Population changes of brown long-eared bats (Plecotus auritus) in bat boxes at Thetford Forest

  • Published source details Boyd I.L. & Stebbings R.E. (1989) Population changes of brown long-eared bats (Plecotus auritus) in bat boxes at Thetford Forest. Journal of Applied Ecology, 26, 101-112.


This study is summarised as evidence for the following.

Action Category

Provide bat boxes for roosting bats

Action Link
Bat Conservation
  1. Provide bat boxes for roosting bats

    A replicated study in 1975–1987 in a mature coniferous forest in Suffolk, UK (Boyd & Stebbings 1989) found that the total population of brown long-eared bats Plecotus auritus (males, females and juveniles) occupying bat boxes doubled over the study period. The number of bats occupying the boxes increased from 73 to 140 bats. A total of 480 bat boxes were installed, but the proportion of boxes occupied is not reported. Bats roosted in the boxes both individually and in clusters of up to 20 bats. Bat boxes (10 x 15 x 15 cm internal dimensions) were constructed from untreated wood and installed in 1975. Two groups of four boxes (each facing north, south, east, and west) were installed on each of 60 trees at a height of 3 or 5 m. In 1984 and 1985, the boxes were redistributed across 10 new sites within the forest.
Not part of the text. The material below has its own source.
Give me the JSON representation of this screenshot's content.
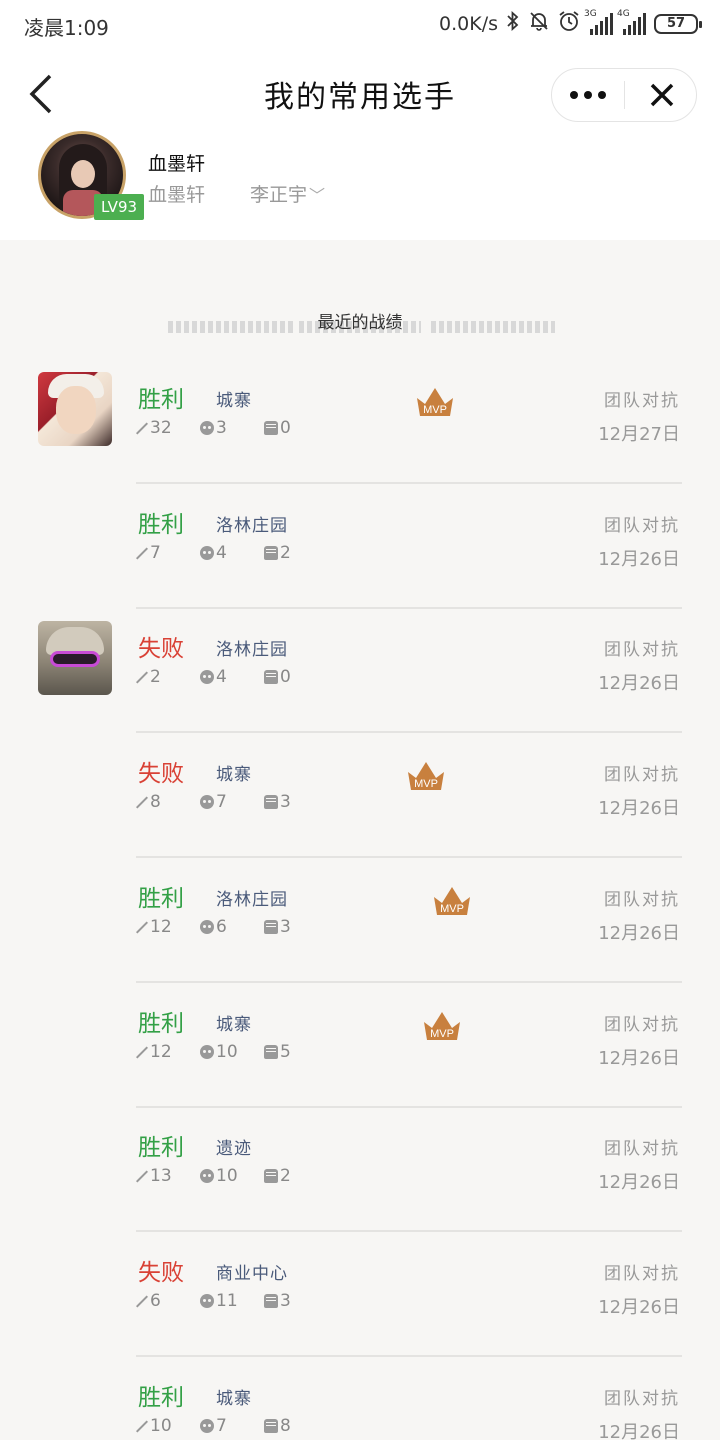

Boxes were checked and bats removed for identification and ringing 2–4 times/year in 1976–1987.

    (Summarised by: Anna Berthinussen)

Output references
What Works 2021 cover

What Works in Conservation

What Works in Conservation provides expert assessments of the effectiveness of actions, based on summarised evidence, in synopses. Subjects covered so far include amphibians, birds, mammals, forests, peatland and control of freshwater invasive species. More are in progress.

More about What Works in Conservation

Download free PDF or purchase
The Conservation Evidence Journal

The Conservation Evidence Journal

An online, free to publish in, open-access journal publishing results from research and projects that test the effectiveness of conservation actions.

Read the latest volume: Volume 20

Go to the CE Journal

Discover more on our blog

Our blog contains the latest news and updates from the Conservation Evidence team, the Conservation Evidence Journal, and our global partners in evidence-based conservation.

Who uses Conservation Evidence?

Meet some of the evidence champions

Endangered Landscape Programme Red List Champion - Arc Kent Wildlife Trust The Rufford Foundation Save the Frogs - Ghana Bern wood Supporting Conservation Leaders National Biodiversity Network Sustainability Dashboard Frog Life The international journey of Conservation - Oryx British trust for ornithology Cool Farm Alliance UNEP AWFA Bat Conservation InternationalPeople trust for endangered speciesVincet Wildlife Trust